I blamed myself for what happened and internalized the guilt and shame that many survivors feel after sexual violence.
Content Notice: Sexual Assault/Rape
“Why don’t you two celebrate Valentine’s Day?” a friend would ask, inevitably, every year as February 14th approached.
I’d shrug and wave my hand through the air. “We just think it’s a little cheesy,” I’d sometimes say. “We had our first kiss the next day, so we celebrate that.”
Other times, my excuse was that our yearly anniversary is January 16th, which is so close. Occasionally, I’d tell people about how much Valentine’s Day meant to my mom and I before she died, and how I’ve reserved the holiday for her memory.
I almost never said, “Because I was sexually assaulted on Valentine’s Day.”
My sexual assault is the main reason my girlfriend and I didn’t celebrate the love-infested holiday for the first six years of our relationship. Last Valentine’s Day, a month after we celebrated seven years together, was our first time embracing the holiday as our own.
On the Valentine’s Day that I was sexually assaulted in 2009, my girlfriend and I had only been dating for a month. I was what I’d call a pre-feminist — someone who had been raised with intersectional feminist ideals and was drawn to them naturally, but who still lacked education on topics like informed consent and rape culture. Because I didn’t fully understand consent, I didn’t know that something was wrong when my friend slowly started pressuring me into kissing. I didn’t recognize the signs of coercion and manipulation when she told me that she’d self-harm or kill herself if I didn’t kiss her — or more. I didn’t realize that the fact that she kept going when I told her to stop, was physically forceful with me, and pinned my hands down and physically hurt me meant that I wasn’t consenting.
So I called it cheating.
When I confessed all this to my partner, I left out a lot of the details in what happened. I internalized the sexual assault as my fault — this was something I’d agreed to, I thought, that I’d actively been a participant in. Even though I’m strongly opposed to cheating, had no desire to be romantic or sexual with my friend (or anyone other than my partner), and felt used and manipulated, I didn’t have the language to describe what happened to me.
Afterward, my girlfriend and I didn’t celebrate Valentine’s Day. I was surprised that she was willing to stay with me, but I think that a part of her could see that what happened wasn’t consensual, even if neither of us had words for it at the time.

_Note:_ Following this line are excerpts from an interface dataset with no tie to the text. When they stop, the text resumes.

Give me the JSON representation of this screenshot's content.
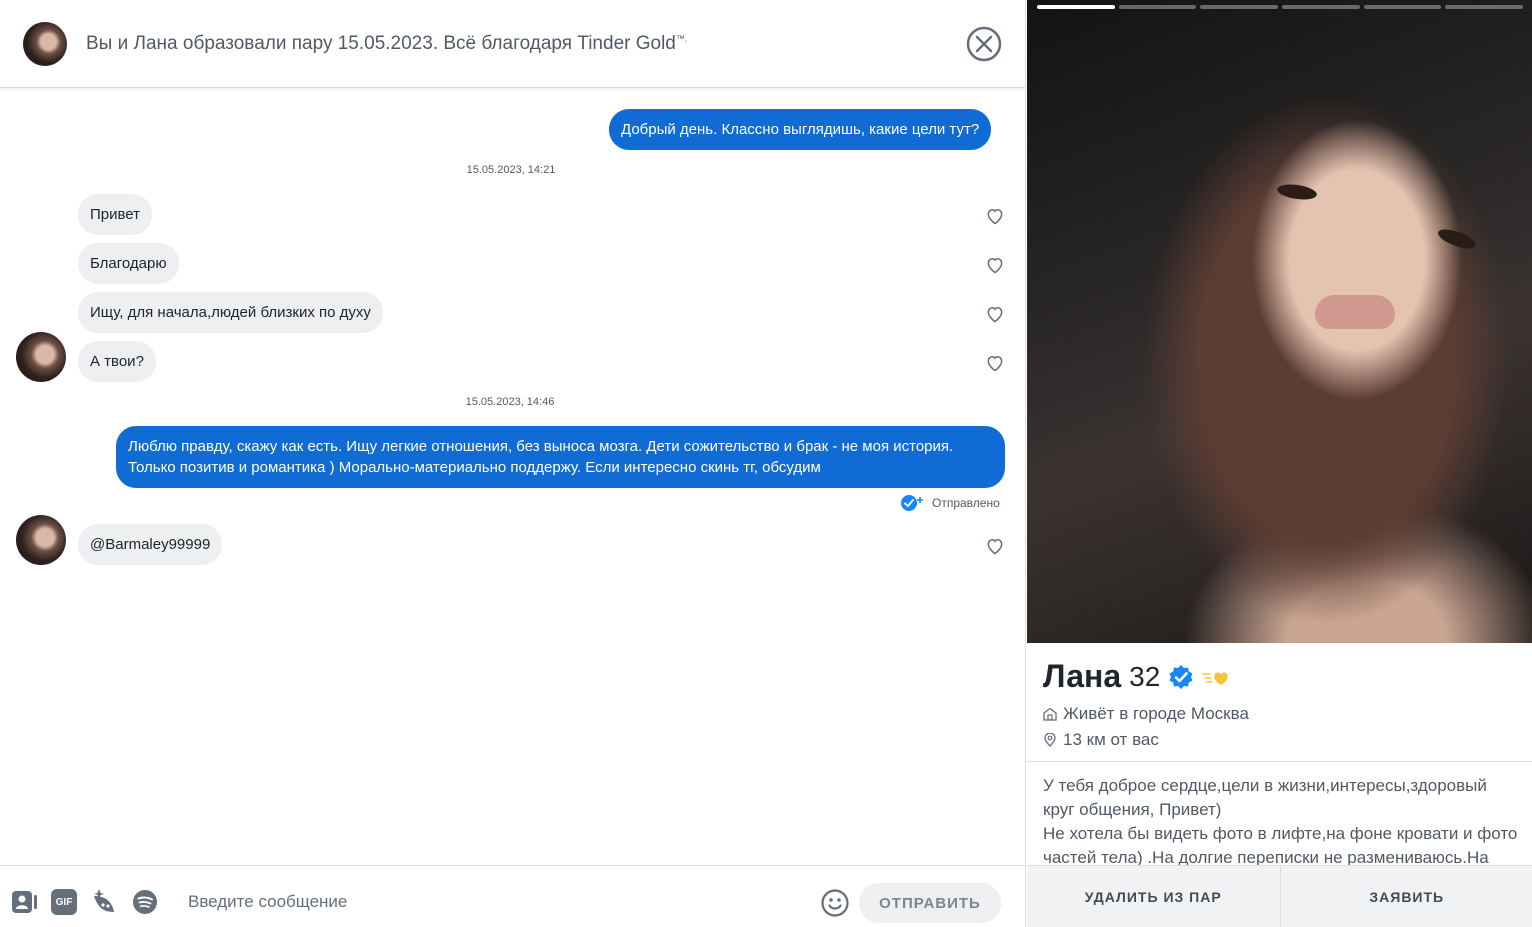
{
  "header": {
    "title": "Вы и Лана образовали пару 15.05.2023. Всё благодаря Tinder Gold",
    "trademark": "™."
  },
  "messages": {
    "m1": "Добрый день. Классно выглядишь, какие цели тут?",
    "ts1": "15.05.2023, 14:21",
    "m2": "Привет",
    "m3": "Благодарю",
    "m4": "Ищу, для начала,людей близких по духу",
    "m5": "А твои?",
    "ts2": "15.05.2023, 14:46",
    "m6": "Люблю правду, скажу как есть. Ищу легкие отношения, без выноса мозга. Дети сожительство и брак - не моя история. Только позитив и романтика ) Морально-материально поддержу. Если интересно скинь тг, обсудим",
    "sent_status": "Отправлено",
    "m7": "@Barmaley99999"
  },
  "composer": {
    "placeholder": "Введите сообщение",
    "gif_label": "GIF",
    "send_label": "ОТПРАВИТЬ"
  },
  "profile": {
    "name": "Лана",
    "age": "32",
    "lives": "Живёт в городе Москва",
    "distance": "13 км от вас",
    "bio": "У тебя доброе сердце,цели в жизни,интересы,здоровый круг общения, Привет)\nНе хотела бы видеть фото в лифте,на фоне кровати и фото частей тела) .На долгие переписки не размениваюсь.На все",
    "photo_count": 6,
    "photo_active_index": 0,
    "unmatch_label": "УДАЛИТЬ ИЗ ПАР",
    "report_label": "ЗАЯВИТЬ"
  },
  "colors": {
    "outgoing_bubble": "#106bd5",
    "incoming_bubble": "#eeeff1",
    "verified": "#1786f8",
    "gold": "#f5c33b"
  }
}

We still avoided the conversation hearts, floral bouquets, and boxes of chocolate.
I’d loved Valentine’s Day as a kid. Every year, my mom and I would give each other elaborate spreads of cards, gifts, and chocolates, and she had a tradition of giving me a locket every year. It was a holiday I wanted to share with a partner someday, to celebrate with someone I loved.
It wasn’t until years later when I was raped at a college party (by the same person, by that time an ex-friend), that I recognized what happened to me on Valentine’s Day as sexual assault. I was a freshman in college when the rape happened, and I’d started taking feminist courses where rape culture and enthusiastic consent were part of our education. My friends and I suddenly had language for what it meant when someone pressured us into sexual activity, or why it was problematic that people asked things like, “What were you wearing?”
I finally had the words to describe what happened to me on Valentine’s Day: I was sexually assaulted.
Surviving the rape gave me the courage to talk to my girlfriend and tell her the details of what happened the first time I was assaulted. “I didn’t realize that I wasn’t consenting at the time,” I told her. “I blamed myself, and thought I was cheating on you — but it never made complete sense to me, because I didn’t want to cheat on you.”
It was the one, solidly positive outcome of my rape: I now had the ability to see my rapist for who they were and to understand that nothing we’d ever done had been consensual.
After she and I had named the assault for what it was, our relationship changed. I was dealing with the aftermath of being raped, but we were also navigating a new facet of our relationship: A reality in which I had never cheated on her, and had instead been sexually assaulted. It changed everything about the way we talked about consent and desire in our relationship, but it never changed how we treated Valentine’s Day — as if it didn’t even exist.
Last year, I asked her if we could celebrate the romantic holiday for the first time, just to see what it was like. It had been seven years since my assault and four since my rape, and I wanted the opportunity to participate in a cheesy holiday with my girlfriend. We spent the day at the Museum of Science and showered each other with romantic gifts, and it was nice. During previous years, our commitment to not participating in the holiday had made me more aware of my assault. Instead, I was able to focus on the consensual and loving relationship I have with my girlfriend and the life we’ve built together.
Victim blaming and a lack of education about consent kept me silent about my sexual assault for years.
I blamed myself for what happened and internalized the guilt and shame that many survivors feel after sexual violence. This year, my girlfriend and I plan to celebrate Valentine’s Day with a murder mystery dinner. I won’t be able to entirely forget that I’m a survivor because it’s a part of my experience that has shaped the way I see consent, love, and sex. But I know that I’ll celebrate the holiday happily like I did when I was a kid because I’m choosing to embrace radical love: For my girlfriend, and also for myself.